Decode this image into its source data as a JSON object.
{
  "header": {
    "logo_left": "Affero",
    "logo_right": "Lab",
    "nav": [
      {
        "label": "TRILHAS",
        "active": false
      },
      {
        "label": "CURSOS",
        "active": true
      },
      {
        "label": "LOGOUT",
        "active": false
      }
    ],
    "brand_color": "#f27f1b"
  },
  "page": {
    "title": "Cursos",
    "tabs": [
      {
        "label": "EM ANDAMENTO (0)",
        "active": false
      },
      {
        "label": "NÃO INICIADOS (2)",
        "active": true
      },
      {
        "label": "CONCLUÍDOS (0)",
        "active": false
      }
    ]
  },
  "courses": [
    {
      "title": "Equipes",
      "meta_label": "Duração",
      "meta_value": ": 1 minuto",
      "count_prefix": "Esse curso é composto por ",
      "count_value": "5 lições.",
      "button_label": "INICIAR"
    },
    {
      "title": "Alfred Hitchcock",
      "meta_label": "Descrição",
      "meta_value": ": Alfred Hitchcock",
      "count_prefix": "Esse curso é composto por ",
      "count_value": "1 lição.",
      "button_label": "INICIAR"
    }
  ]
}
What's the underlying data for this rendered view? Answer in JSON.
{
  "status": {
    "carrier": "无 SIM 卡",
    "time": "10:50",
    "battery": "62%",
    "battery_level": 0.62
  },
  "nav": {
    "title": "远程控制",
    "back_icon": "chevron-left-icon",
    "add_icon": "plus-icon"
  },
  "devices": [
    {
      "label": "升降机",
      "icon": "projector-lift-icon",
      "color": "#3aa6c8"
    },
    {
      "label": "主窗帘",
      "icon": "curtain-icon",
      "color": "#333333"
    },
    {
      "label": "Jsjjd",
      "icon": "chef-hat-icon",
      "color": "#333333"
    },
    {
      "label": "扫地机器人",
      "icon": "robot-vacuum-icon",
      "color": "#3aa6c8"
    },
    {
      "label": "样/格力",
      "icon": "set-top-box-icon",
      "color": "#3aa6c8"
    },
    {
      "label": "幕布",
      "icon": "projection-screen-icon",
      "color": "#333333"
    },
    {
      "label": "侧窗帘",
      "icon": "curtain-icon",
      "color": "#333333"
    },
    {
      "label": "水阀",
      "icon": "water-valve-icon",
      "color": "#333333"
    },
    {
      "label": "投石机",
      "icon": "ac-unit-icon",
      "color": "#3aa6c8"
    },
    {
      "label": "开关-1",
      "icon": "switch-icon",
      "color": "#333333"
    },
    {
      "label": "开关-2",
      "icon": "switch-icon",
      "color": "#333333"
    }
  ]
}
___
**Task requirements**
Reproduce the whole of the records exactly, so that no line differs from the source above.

**Finished task**
Decode this image into its source data as a JSON object.
{
  "header": {
    "logo_left": "Affero",
    "logo_right": "Lab",
    "nav": [
      {
        "label": "TRILHAS",
        "active": false
      },
      {
        "label": "CURSOS",
        "active": true
      },
      {
        "label": "LOGOUT",
        "active": false
      }
    ],
    "brand_color": "#f27f1b"
  },
  "page": {
    "title": "Cursos",
    "tabs": [
      {
        "label": "EM ANDAMENTO (0)",
        "active": false
      },
      {
        "label": "NÃO INICIADOS (2)",
        "active": true
      },
      {
        "label": "CONCLUÍDOS (0)",
        "active": false
      }
    ]
  },
  "courses": [
    {
      "title": "Equipes",
      "meta_label": "Duração",
      "meta_value": ": 1 minuto",
      "count_prefix": "Esse curso é composto por ",
      "count_value": "5 lições.",
      "button_label": "INICIAR"
    },
    {
      "title": "Alfred Hitchcock",
      "meta_label": "Descrição",
      "meta_value": ": Alfred Hitchcock",
      "count_prefix": "Esse curso é composto por ",
      "count_value": "1 lição.",
      "button_label": "INICIAR"
    }
  ]
}
What's the underlying data for this rendered view? Answer in JSON.
{
  "status": {
    "carrier": "无 SIM 卡",
    "time": "10:50",
    "battery": "62%",
    "battery_level": 0.62
  },
  "nav": {
    "title": "远程控制",
    "back_icon": "chevron-left-icon",
    "add_icon": "plus-icon"
  },
  "devices": [
    {
      "label": "升降机",
      "icon": "projector-lift-icon",
      "color": "#3aa6c8"
    },
    {
      "label": "主窗帘",
      "icon": "curtain-icon",
      "color": "#333333"
    },
    {
      "label": "Jsjjd",
      "icon": "chef-hat-icon",
      "color": "#333333"
    },
    {
      "label": "扫地机器人",
      "icon": "robot-vacuum-icon",
      "color": "#3aa6c8"
    },
    {
      "label": "样/格力",
      "icon": "set-top-box-icon",
      "color": "#3aa6c8"
    },
    {
      "label": "幕布",
      "icon": "projection-screen-icon",
      "color": "#333333"
    },
    {
      "label": "侧窗帘",
      "icon": "curtain-icon",
      "color": "#333333"
    },
    {
      "label": "水阀",
      "icon": "water-valve-icon",
      "color": "#333333"
    },
    {
      "label": "投石机",
      "icon": "ac-unit-icon",
      "color": "#3aa6c8"
    },
    {
      "label": "开关-1",
      "icon": "switch-icon",
      "color": "#333333"
    },
    {
      "label": "开关-2",
      "icon": "switch-icon",
      "color": "#333333"
    }
  ]
}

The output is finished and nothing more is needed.